**LISTED ENTRIES:**

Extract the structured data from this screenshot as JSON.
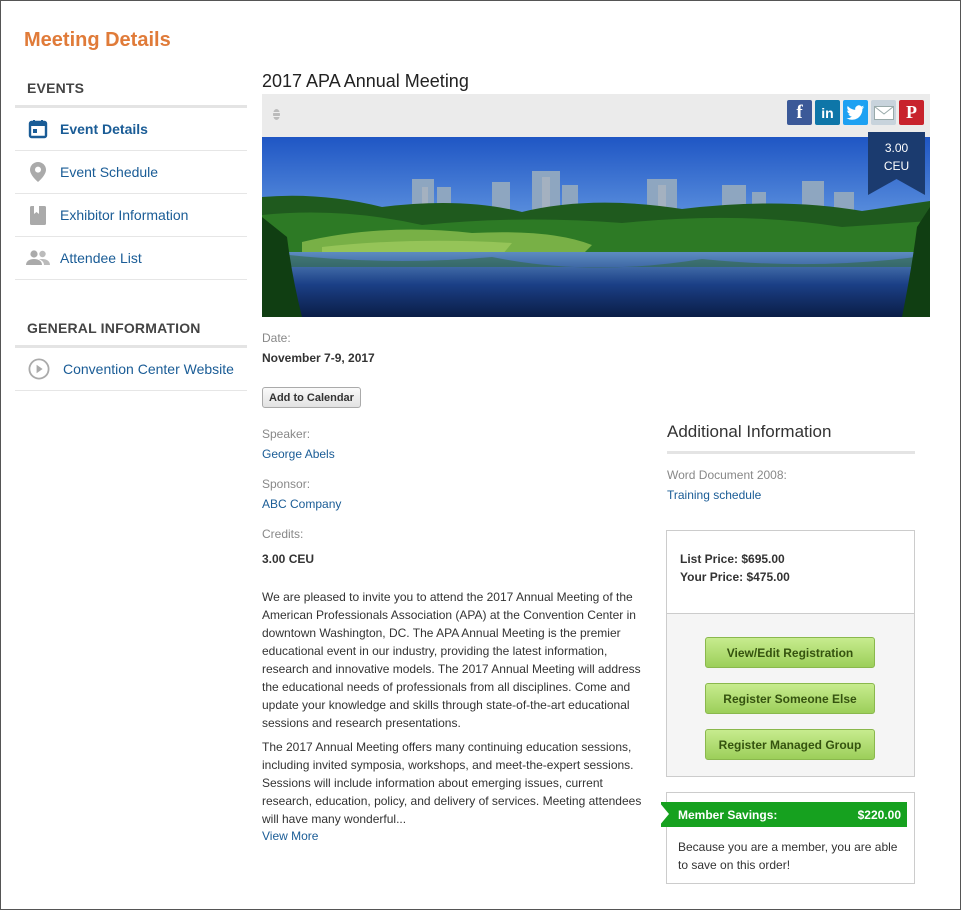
{
  "page": {
    "title": "Meeting Details"
  },
  "sidebar": {
    "events_heading": "EVENTS",
    "items": [
      {
        "label": "Event Details",
        "icon": "calendar-icon",
        "active": true
      },
      {
        "label": "Event Schedule",
        "icon": "location-pin-icon"
      },
      {
        "label": "Exhibitor Information",
        "icon": "bookmark-icon"
      },
      {
        "label": "Attendee List",
        "icon": "people-icon"
      }
    ],
    "general_heading": "GENERAL INFORMATION",
    "general_items": [
      {
        "label": "Convention Center Website",
        "icon": "play-circle-icon"
      }
    ]
  },
  "event": {
    "title": "2017 APA Annual Meeting",
    "ribbon_value": "3.00",
    "ribbon_unit": "CEU",
    "date_label": "Date:",
    "date_value": "November 7-9, 2017",
    "add_to_calendar": "Add to Calendar",
    "speaker_label": "Speaker:",
    "speaker_value": "George Abels",
    "sponsor_label": "Sponsor:",
    "sponsor_value": "ABC Company",
    "credits_label": "Credits:",
    "credits_value": "3.00 CEU",
    "description_p1": "We are pleased to invite you to attend the 2017 Annual Meeting of the American Professionals Association (APA) at the Convention Center in downtown Washington, DC. The APA Annual Meeting is the premier educational event in our industry, providing the latest information, research and innovative models. The 2017 Annual Meeting will address the educational needs of professionals from all disciplines. Come and update your knowledge and skills through state-of-the-art educational sessions and research presentations.",
    "description_p2": "The 2017 Annual Meeting offers many continuing education sessions, including invited symposia, workshops, and meet-the-expert sessions. Sessions will include information about emerging issues, current research, education, policy, and delivery of services. Meeting attendees will have many wonderful...",
    "view_more": "View More"
  },
  "share": {
    "icons": [
      "facebook-icon",
      "linkedin-icon",
      "twitter-icon",
      "email-icon",
      "pinterest-icon"
    ],
    "colors": {
      "facebook": "#3b5998",
      "linkedin": "#0e76a8",
      "twitter": "#1da1f2",
      "email": "#c8d3dc",
      "pinterest": "#c8232c"
    }
  },
  "additional": {
    "title": "Additional Information",
    "doc_label": "Word Document 2008:",
    "doc_link": "Training schedule",
    "list_price": "List Price: $695.00",
    "your_price": "Your Price: $475.00",
    "buttons": [
      "View/Edit Registration",
      "Register Someone Else",
      "Register Managed Group"
    ]
  },
  "savings": {
    "label": "Member Savings:",
    "amount": "$220.00",
    "text": "Because you are a member, you are able to save on this order!"
  },
  "colors": {
    "accent": "#e07b39",
    "link": "#1a5c96",
    "ribbon": "#1b3b6f",
    "savings": "#16a11f"
  }
}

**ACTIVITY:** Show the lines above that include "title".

**ANSWER SPACE:**
    "title": "Meeting Details"
    "title": "2017 APA Annual Meeting",
    "title": "Additional Information",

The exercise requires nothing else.